Dark Matter - SOLO BSN
Composer: Mellits, Marc
Publisher: Dacia Music (Mark Mellits)
for solo bassoon (amplified)
by Marc Mellits (b. 1966) - American composer

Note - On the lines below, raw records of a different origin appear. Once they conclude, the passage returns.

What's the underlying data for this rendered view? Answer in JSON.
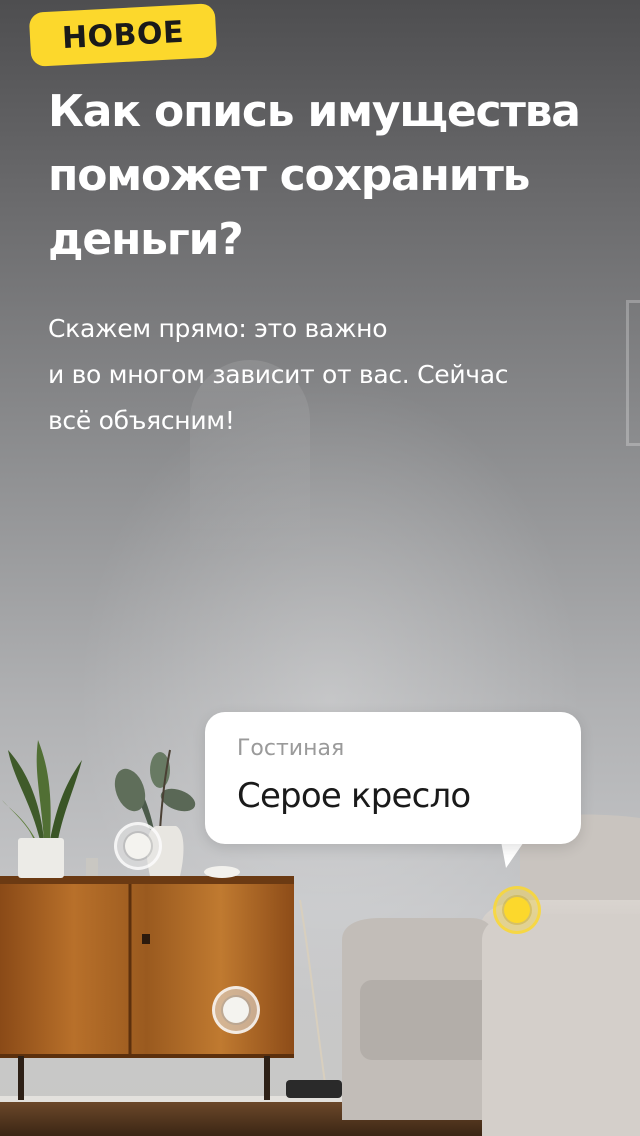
{
  "story": {
    "badge": "НОВОЕ",
    "title": "Как опись имущества поможет сохранить деньги?",
    "subtitle_lines": [
      "Скажем прямо: это важно",
      "и во многом зависит от вас. Сейчас",
      "всё объясним!"
    ]
  },
  "tooltip": {
    "room": "Гостиная",
    "item": "Серое кресло"
  },
  "colors": {
    "accent": "#fcd82c",
    "text_light": "#ffffff",
    "tooltip_bg": "#ffffff",
    "tooltip_caption": "#9a9a9a",
    "tooltip_text": "#1a1a1a"
  }
}
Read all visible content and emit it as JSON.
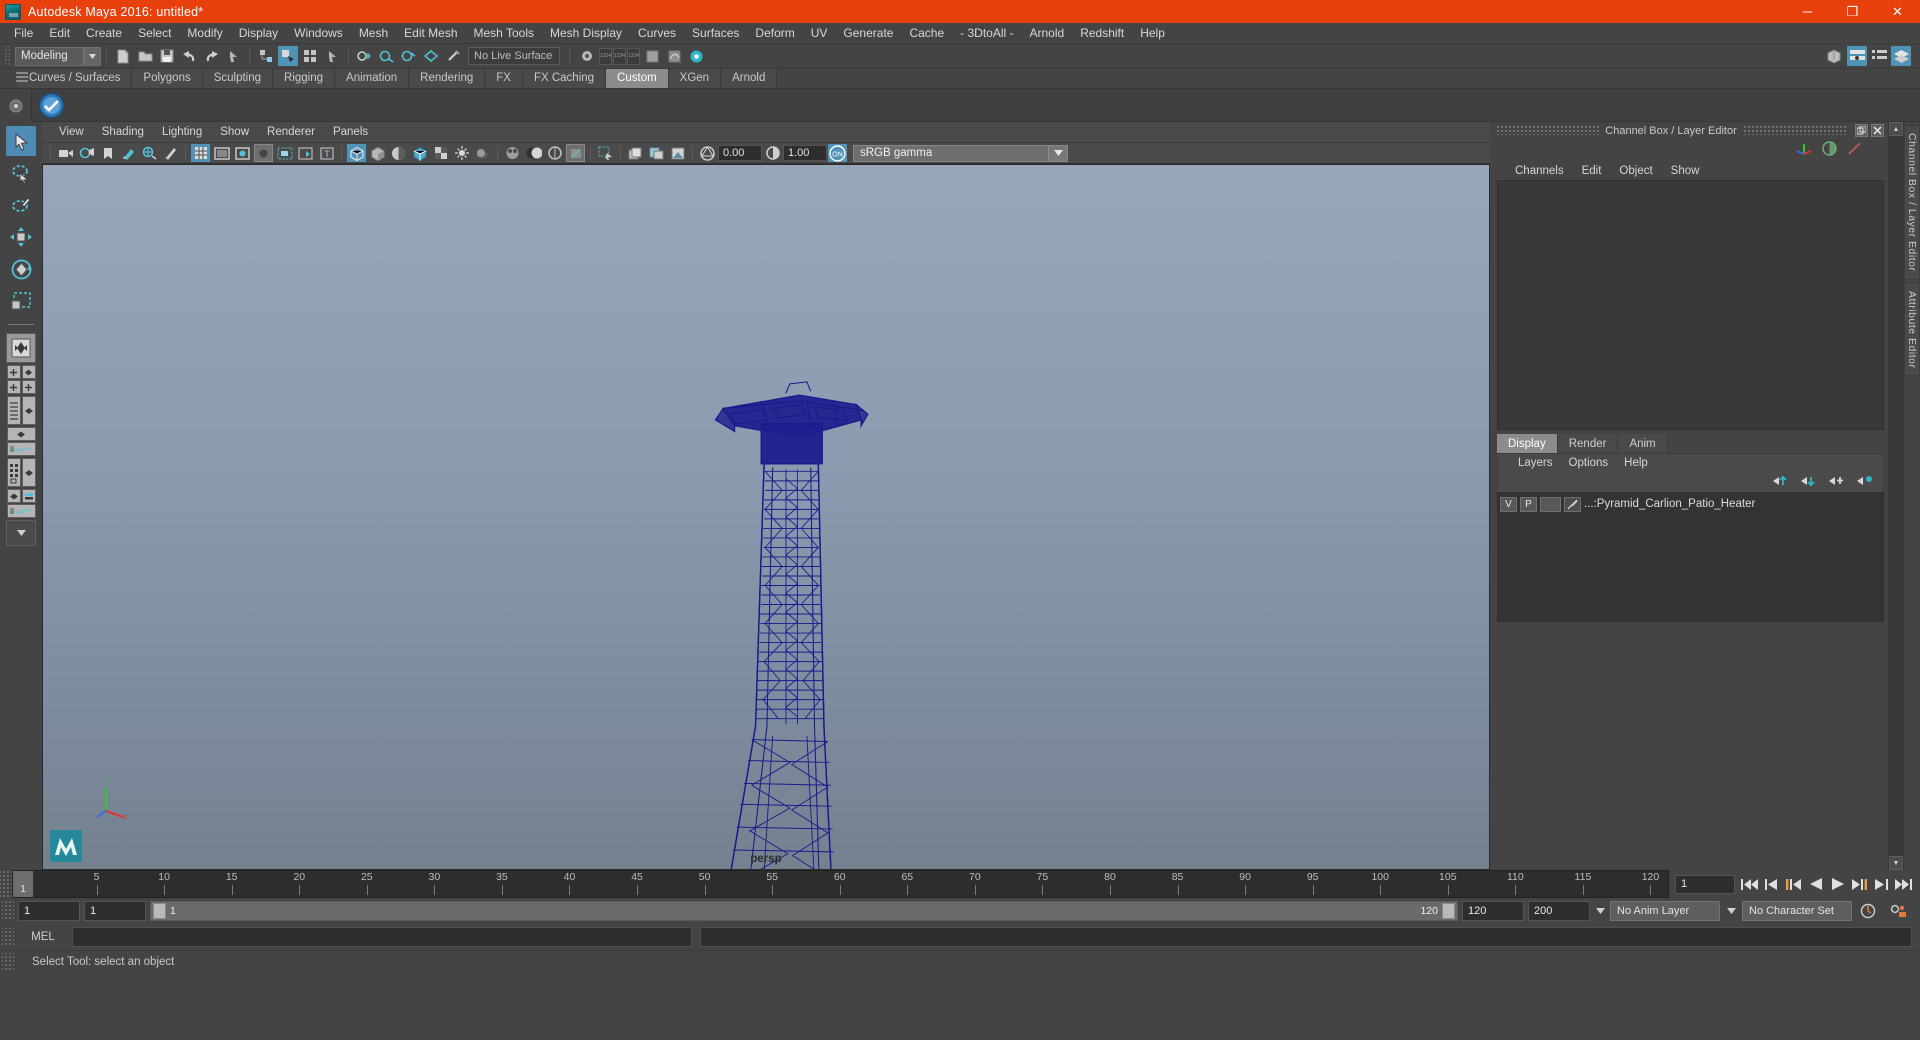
{
  "window": {
    "title": "Autodesk Maya 2016: untitled*",
    "minimize": "─",
    "maximize": "❐",
    "close": "✕"
  },
  "menubar": {
    "items": [
      "File",
      "Edit",
      "Create",
      "Select",
      "Modify",
      "Display",
      "Windows",
      "Mesh",
      "Edit Mesh",
      "Mesh Tools",
      "Mesh Display",
      "Curves",
      "Surfaces",
      "Deform",
      "UV",
      "Generate",
      "Cache",
      "- 3DtoAll -",
      "Arnold",
      "Redshift",
      "Help"
    ]
  },
  "statusline": {
    "menuset": "Modeling",
    "live_surface": "No Live Surface"
  },
  "shelf": {
    "tabs": [
      "Curves / Surfaces",
      "Polygons",
      "Sculpting",
      "Rigging",
      "Animation",
      "Rendering",
      "FX",
      "FX Caching",
      "Custom",
      "XGen",
      "Arnold"
    ],
    "active_tab": "Custom"
  },
  "viewport": {
    "menus": [
      "View",
      "Shading",
      "Lighting",
      "Show",
      "Renderer",
      "Panels"
    ],
    "exposure": "0.00",
    "gamma": "1.00",
    "color_management": "sRGB gamma",
    "camera_label": "persp",
    "axis_labels": {
      "y": "Y",
      "x": "X",
      "z": "Z"
    }
  },
  "channel_box": {
    "title": "Channel Box / Layer Editor",
    "menus": [
      "Channels",
      "Edit",
      "Object",
      "Show"
    ]
  },
  "layer_editor": {
    "tabs": [
      "Display",
      "Render",
      "Anim"
    ],
    "active_tab": "Display",
    "menus": [
      "Layers",
      "Options",
      "Help"
    ],
    "layers": [
      {
        "visible": "V",
        "playback": "P",
        "color": "",
        "name": "...:Pyramid_Carlion_Patio_Heater"
      }
    ]
  },
  "side_tabs": [
    "Channel Box / Layer Editor",
    "Attribute Editor"
  ],
  "timeline": {
    "ticks": [
      5,
      10,
      15,
      20,
      25,
      30,
      35,
      40,
      45,
      50,
      55,
      60,
      65,
      70,
      75,
      80,
      85,
      90,
      95,
      100,
      105,
      110,
      115,
      120
    ],
    "current_frame": "1",
    "frame_field": "1",
    "range_start": "1",
    "range_end": "1",
    "playback_start": "1",
    "playback_end": "120",
    "anim_end": "120",
    "anim_range_max": "200",
    "anim_layer": "No Anim Layer",
    "character_set": "No Character Set"
  },
  "command_line": {
    "language": "MEL",
    "value": "",
    "placeholder": ""
  },
  "status": {
    "message": "Select Tool: select an object"
  },
  "colors": {
    "title_bar": "#e8400c",
    "accent": "#4f94b8",
    "panel_bg": "#444444",
    "model_wireframe": "#1a1a8c"
  }
}
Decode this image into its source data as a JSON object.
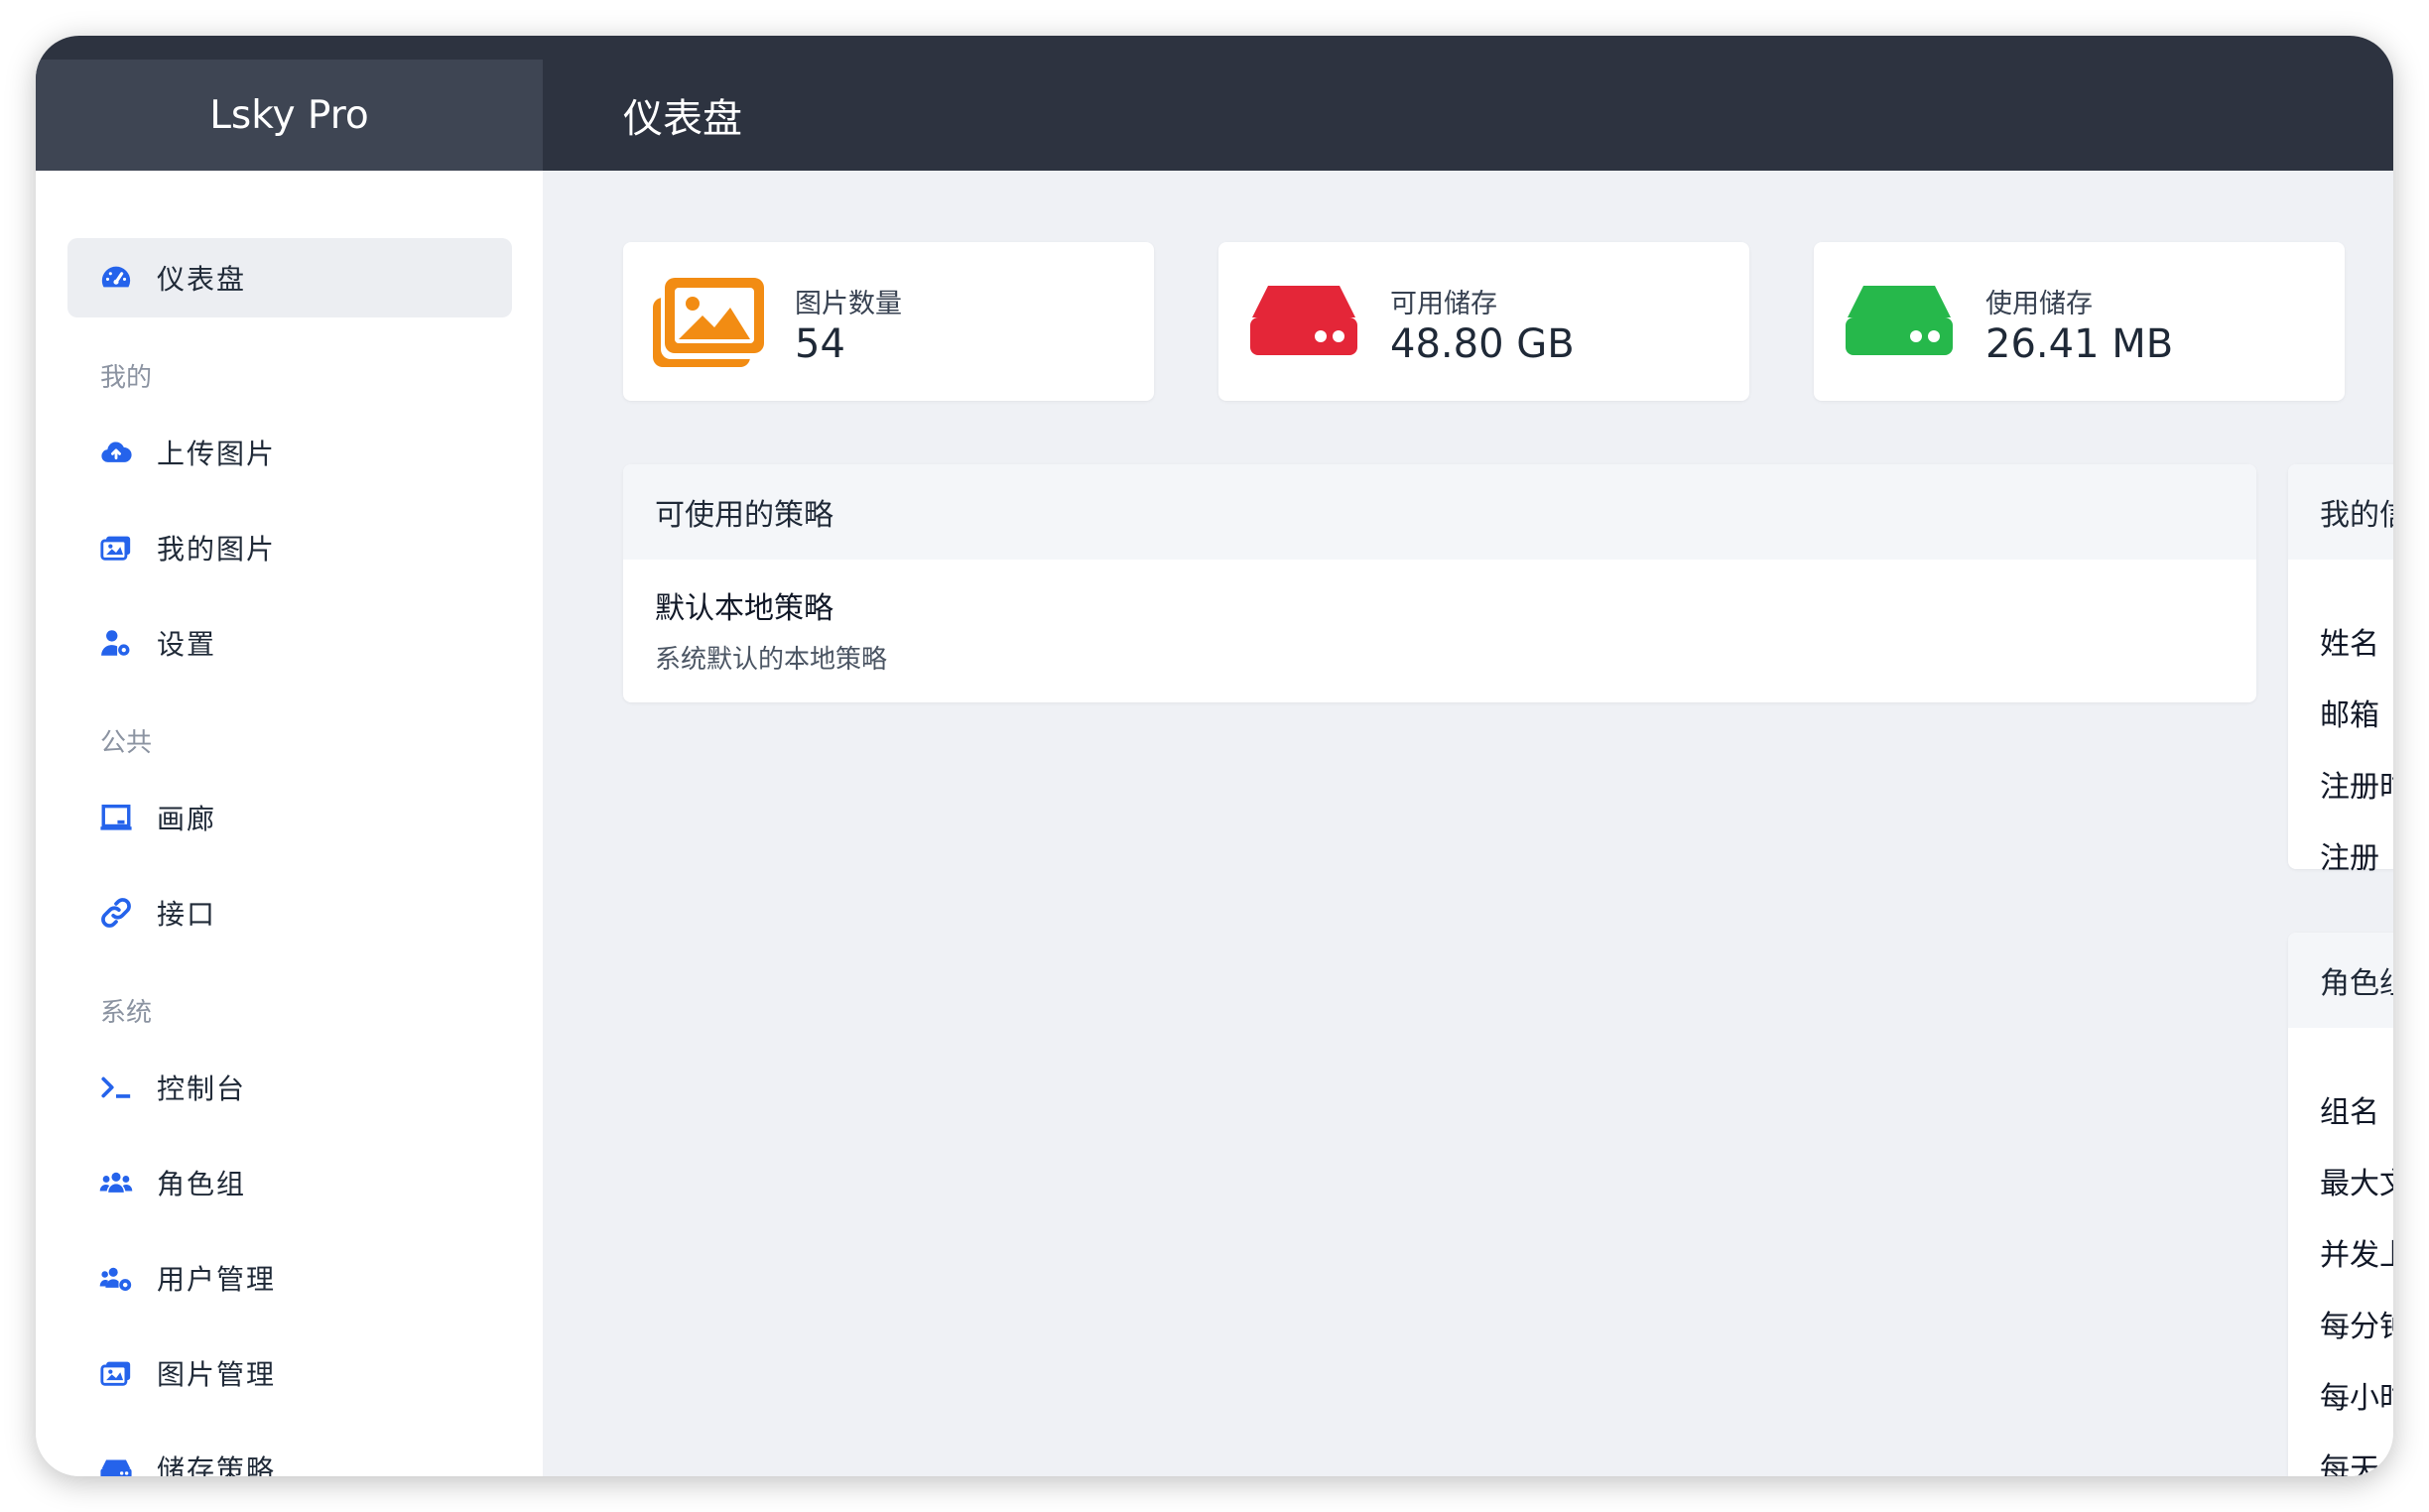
{
  "app": {
    "brand": "Lsky Pro",
    "page_title": "仪表盘"
  },
  "sidebar": {
    "items": [
      {
        "label": "仪表盘",
        "icon": "dashboard-gauge-icon",
        "active": true
      },
      {
        "section": "我的"
      },
      {
        "label": "上传图片",
        "icon": "cloud-upload-icon"
      },
      {
        "label": "我的图片",
        "icon": "images-icon"
      },
      {
        "label": "设置",
        "icon": "user-settings-icon"
      },
      {
        "section": "公共"
      },
      {
        "label": "画廊",
        "icon": "monitor-icon"
      },
      {
        "label": "接口",
        "icon": "link-icon"
      },
      {
        "section": "系统"
      },
      {
        "label": "控制台",
        "icon": "terminal-icon"
      },
      {
        "label": "角色组",
        "icon": "users-group-icon"
      },
      {
        "label": "用户管理",
        "icon": "users-settings-icon"
      },
      {
        "label": "图片管理",
        "icon": "images-manage-icon"
      },
      {
        "label": "储存策略",
        "icon": "storage-drive-icon"
      }
    ]
  },
  "stats": [
    {
      "label": "图片数量",
      "value": "54",
      "icon": "images-stack-icon",
      "color": "#f28c13"
    },
    {
      "label": "可用储存",
      "value": "48.80 GB",
      "icon": "hard-drive-icon",
      "color": "#e42638"
    },
    {
      "label": "使用储存",
      "value": "26.41 MB",
      "icon": "hard-drive-icon",
      "color": "#26b84b"
    }
  ],
  "policies": {
    "header": "可使用的策略",
    "items": [
      {
        "name": "默认本地策略",
        "description": "系统默认的本地策略"
      }
    ]
  },
  "my_info": {
    "header": "我的信",
    "rows": [
      "姓名",
      "邮箱",
      "注册时",
      "注册"
    ]
  },
  "role_group": {
    "header": "角色组",
    "rows": [
      "组名",
      "最大文",
      "并发上",
      "每分钟",
      "每小时",
      "每天上"
    ]
  },
  "colors": {
    "accent": "#2563eb",
    "titlebar": "#2d3340",
    "brand_bg": "#3e4553",
    "content_bg": "#eff1f5"
  }
}
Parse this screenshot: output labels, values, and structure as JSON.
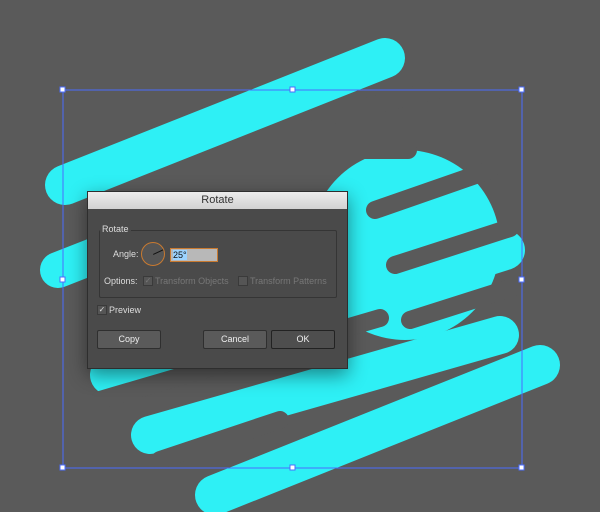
{
  "colors": {
    "canvas": "#5a5a5a",
    "shape": "#2ef0f5",
    "selection": "#4b6cff"
  },
  "dialog": {
    "title": "Rotate",
    "group_label": "Rotate",
    "angle_label": "Angle:",
    "angle_value": "25°",
    "options_label": "Options:",
    "transform_objects": "Transform Objects",
    "transform_patterns": "Transform Patterns",
    "preview": "Preview",
    "copy": "Copy",
    "cancel": "Cancel",
    "ok": "OK",
    "check": "✓"
  }
}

“Dark Matter” is the first piece I composed fully, from beginning to end, after battling a long recovery from being diagnosed with a rare autoimmune disease (VKH). Of all the bizarre symptoms that I experienced, the most other worldly was blindness; I lost nearly all my eyesight in my right eye, and 50% in my left. This meant I could sense some light through my left eye, and was therefore not in complete darkness, thankfully, but it did put me into another world. There was never a moment when I did not trust my doctors in being able to repair the damage and halt the disease, however, this came at a cost. The drug therapy was equally as damaging, if not worse, than the disease itself. For ten months straight, I was not able to write music, not able to sleep, and I lost a bit of myself during this time. However, once the disease was finally pushed back, I began finishing “Titan,” a work I had started before the symptoms appeared. Much to my surprise, the music was filled with joy. The next piece I started was “Dark Matter,” which was the first work of mine to have material that was entirely post recovery. In a way, the electric guitar pedals and the processing are the disease, and the musical instrument is me and my eyesight. I wanted to take this experience of struggle and recovery and channel it into music. The path of recovery for me was continuously getting healthier overall, but there were a few setbacks when the disease fought back, which are depicted in the music itself. It was a battle -- a silent, blind, and dark scream -- a struggle. The timing of being asked to incorporate electric guitar effects pedals seemed too perfect of an opportunity to channel the energy of my disease into music, so I jumped at it. I cannot thank all the musicians involved in the consortium for “Dark Matter” enough, who were willing to go along with a piece written with electronics in mind; and to my friend Jacob Goforth for putting the consortium together and for having the bold idea of using effects pedals.